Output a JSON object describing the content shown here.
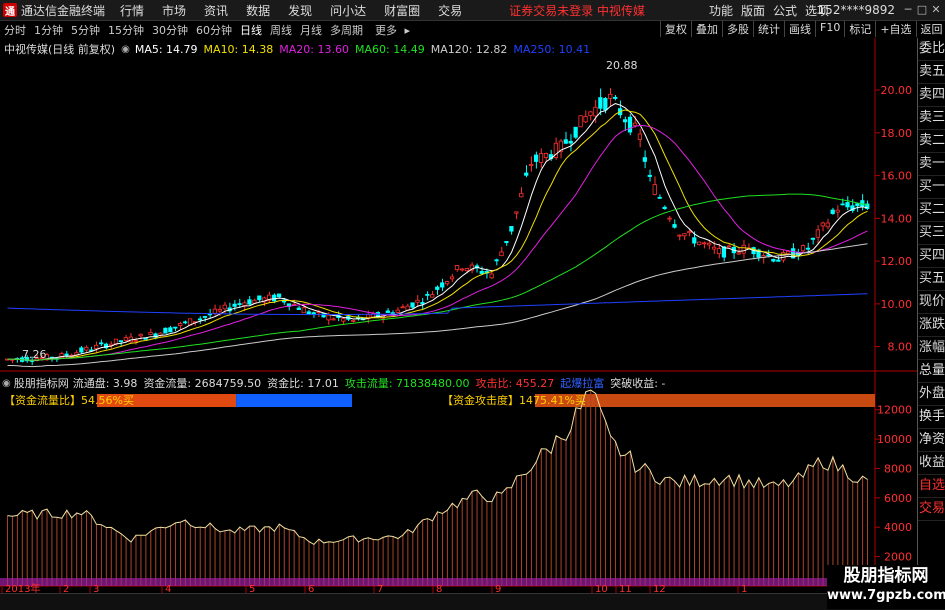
{
  "app": {
    "name": "通达信金融终端",
    "menus": [
      "行情",
      "市场",
      "资讯",
      "数据",
      "发现",
      "问小达",
      "财富圈",
      "交易"
    ],
    "notice": "证券交易未登录",
    "stock_short": "中视传媒",
    "right_menus": [
      "功能",
      "版面",
      "公式",
      "选项"
    ],
    "user": "152****9892"
  },
  "periods": [
    "分时",
    "1分钟",
    "5分钟",
    "15分钟",
    "30分钟",
    "60分钟",
    "日线",
    "周线",
    "月线",
    "多周期",
    "更多"
  ],
  "active_period": "日线",
  "top_tools": [
    "复权",
    "叠加",
    "多股",
    "统计",
    "画线",
    "F10",
    "标记",
    "+自选",
    "返回"
  ],
  "side_buttons": [
    "委比",
    "卖五",
    "卖四",
    "卖三",
    "卖二",
    "卖一",
    "买一",
    "买二",
    "买三",
    "买四",
    "买五",
    "现价",
    "涨跌",
    "涨幅",
    "总量",
    "外盘",
    "换手",
    "净资",
    "收益",
    "自选",
    "交易"
  ],
  "main_header": {
    "stock": "中视传媒(日线 前复权)",
    "ma": [
      {
        "label": "MA5: 14.79",
        "color": "#ffffff"
      },
      {
        "label": "MA10: 14.38",
        "color": "#f0e000"
      },
      {
        "label": "MA20: 13.60",
        "color": "#e020e0"
      },
      {
        "label": "MA60: 14.49",
        "color": "#20e020"
      },
      {
        "label": "MA120: 12.82",
        "color": "#cccccc"
      },
      {
        "label": "MA250: 10.41",
        "color": "#2040ff"
      }
    ]
  },
  "price_axis": {
    "ticks": [
      "20.00",
      "18.00",
      "16.00",
      "14.00",
      "12.00",
      "10.00",
      "8.00"
    ]
  },
  "price_marks": {
    "high": "20.88",
    "low": "7.26"
  },
  "indicator_header": {
    "name": "股朋指标网",
    "items": [
      {
        "label": "流通盘: 3.98",
        "color": "#dddddd"
      },
      {
        "label": "资金流量: 2684759.50",
        "color": "#dddddd"
      },
      {
        "label": "资金比: 17.01",
        "color": "#dddddd"
      },
      {
        "label": "攻击流量: 71838480.00",
        "color": "#20e020"
      },
      {
        "label": "攻击比: 455.27",
        "color": "#ff3030"
      },
      {
        "label": "起爆拉富",
        "color": "#3060ff"
      },
      {
        "label": "突破收益: -",
        "color": "#dddddd"
      }
    ]
  },
  "flow_bar": {
    "label": "【资金流量比】54.56%买",
    "buy_pct": 54.56
  },
  "attack_bar": {
    "label": "【资金攻击度】1475.41%买",
    "buy_pct": 100
  },
  "vol_axis": {
    "ticks": [
      "12000",
      "10000",
      "8000",
      "6000",
      "4000",
      "2000"
    ]
  },
  "x_axis": {
    "labels": [
      "2013年",
      "2",
      "3",
      "4",
      "5",
      "6",
      "7",
      "8",
      "9",
      "10",
      "11",
      "12",
      "1"
    ]
  },
  "watermark": {
    "line1": "股朋指标网",
    "line2": "www.7gpzb.com"
  },
  "colors": {
    "up": "#ff3030",
    "down": "#00ffff",
    "accent": "#ff3030"
  }
}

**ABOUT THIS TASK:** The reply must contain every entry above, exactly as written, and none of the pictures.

**TASK RESULT:**
Output a JSON object describing the content shown here.
{
  "app": {
    "name": "通达信金融终端",
    "menus": [
      "行情",
      "市场",
      "资讯",
      "数据",
      "发现",
      "问小达",
      "财富圈",
      "交易"
    ],
    "notice": "证券交易未登录",
    "stock_short": "中视传媒",
    "right_menus": [
      "功能",
      "版面",
      "公式",
      "选项"
    ],
    "user": "152****9892"
  },
  "periods": [
    "分时",
    "1分钟",
    "5分钟",
    "15分钟",
    "30分钟",
    "60分钟",
    "日线",
    "周线",
    "月线",
    "多周期",
    "更多"
  ],
  "active_period": "日线",
  "top_tools": [
    "复权",
    "叠加",
    "多股",
    "统计",
    "画线",
    "F10",
    "标记",
    "+自选",
    "返回"
  ],
  "side_buttons": [
    "委比",
    "卖五",
    "卖四",
    "卖三",
    "卖二",
    "卖一",
    "买一",
    "买二",
    "买三",
    "买四",
    "买五",
    "现价",
    "涨跌",
    "涨幅",
    "总量",
    "外盘",
    "换手",
    "净资",
    "收益",
    "自选",
    "交易"
  ],
  "main_header": {
    "stock": "中视传媒(日线 前复权)",
    "ma": [
      {
        "label": "MA5: 14.79",
        "color": "#ffffff"
      },
      {
        "label": "MA10: 14.38",
        "color": "#f0e000"
      },
      {
        "label": "MA20: 13.60",
        "color": "#e020e0"
      },
      {
        "label": "MA60: 14.49",
        "color": "#20e020"
      },
      {
        "label": "MA120: 12.82",
        "color": "#cccccc"
      },
      {
        "label": "MA250: 10.41",
        "color": "#2040ff"
      }
    ]
  },
  "price_axis": {
    "ticks": [
      "20.00",
      "18.00",
      "16.00",
      "14.00",
      "12.00",
      "10.00",
      "8.00"
    ]
  },
  "price_marks": {
    "high": "20.88",
    "low": "7.26"
  },
  "indicator_header": {
    "name": "股朋指标网",
    "items": [
      {
        "label": "流通盘: 3.98",
        "color": "#dddddd"
      },
      {
        "label": "资金流量: 2684759.50",
        "color": "#dddddd"
      },
      {
        "label": "资金比: 17.01",
        "color": "#dddddd"
      },
      {
        "label": "攻击流量: 71838480.00",
        "color": "#20e020"
      },
      {
        "label": "攻击比: 455.27",
        "color": "#ff3030"
      },
      {
        "label": "起爆拉富",
        "color": "#3060ff"
      },
      {
        "label": "突破收益: -",
        "color": "#dddddd"
      }
    ]
  },
  "flow_bar": {
    "label": "【资金流量比】54.56%买",
    "buy_pct": 54.56
  },
  "attack_bar": {
    "label": "【资金攻击度】1475.41%买",
    "buy_pct": 100
  },
  "vol_axis": {
    "ticks": [
      "12000",
      "10000",
      "8000",
      "6000",
      "4000",
      "2000"
    ]
  },
  "x_axis": {
    "labels": [
      "2013年",
      "2",
      "3",
      "4",
      "5",
      "6",
      "7",
      "8",
      "9",
      "10",
      "11",
      "12",
      "1"
    ]
  },
  "watermark": {
    "line1": "股朋指标网",
    "line2": "www.7gpzb.com"
  },
  "colors": {
    "up": "#ff3030",
    "down": "#00ffff",
    "accent": "#ff3030"
  }
}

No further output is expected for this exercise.